I was informed in oral evidence that the majority of the 50 accounts are dormant. The last transaction on the most active account was in 1995.

I asked the bank whether any analysis had been undertaken of the 167 declarations that were received by April 1999. The bank informed me that no analysis had been undertaken and that during this review it regarded the completion of the non-resident declaration as proof of non-residence. The reason the account holders were circulated was because their declaration had been misfiled, not because their status was in doubt.

External Review

Central Bank Review

The bank confirmed that no matters were raised in regard to its administration of non-resident accounts by the Central Bank of Ireland.

External Audit Review
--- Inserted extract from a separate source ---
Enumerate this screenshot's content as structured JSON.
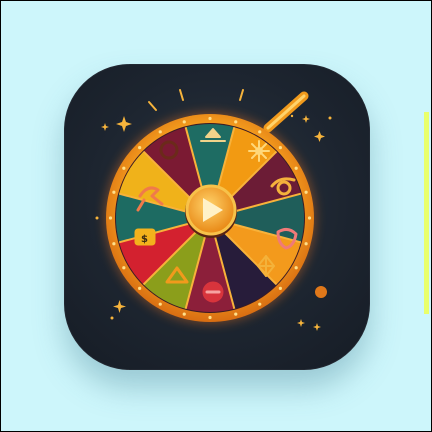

I noted from the documentation supplied to me that no reference to non-resident accounts were made by the bank's external auditors during the period under review.

Administration of the Taxes Acts

Revenue Inspection of Declarations

In November 1998 Revenue inspected a sample of declarations in respect of the bank’s non-resident accounts. During the inspection the Revenue officials were informed by the bank that it had a total of 562 non-resident accounts. The bank held 383 declarations with 179 outstanding. The reason for this shortfall was the documentation problem referred to earlier.

Of the 83 declarations requested for inspection 19 were unavailable. 14 of these are included in the 179 which were stated to be outstanding. Of the other 5, 1 declaration was explained as referring to an account which was wrongly designated as non-resident and the remaining 4 missing declarations referred to files which had been temporarily mislaid.

There were also 15 queries relating to deficiencies in the completion of the declarations which were available. Correspondence was ongoing at 1 July 1999.

Investigation Branch Enquiries

Prior to the inspection of declarations in 1998 no matters came to the attention of the Investigation Branch of the Revenue which would have necessitated contact with the bank.

Interest Reporting

The banks returns under Section 891 of the Taxes Consolidation Act 1997 were not filed in all cases.

Result of Work Performed by the Appointed Auditor

The bank was not the subject of an examination by the Appointed Auditor on the grounds that its non-resident deposit book in terms of market share was not material.

The contents of this page were last updated on 26/09/03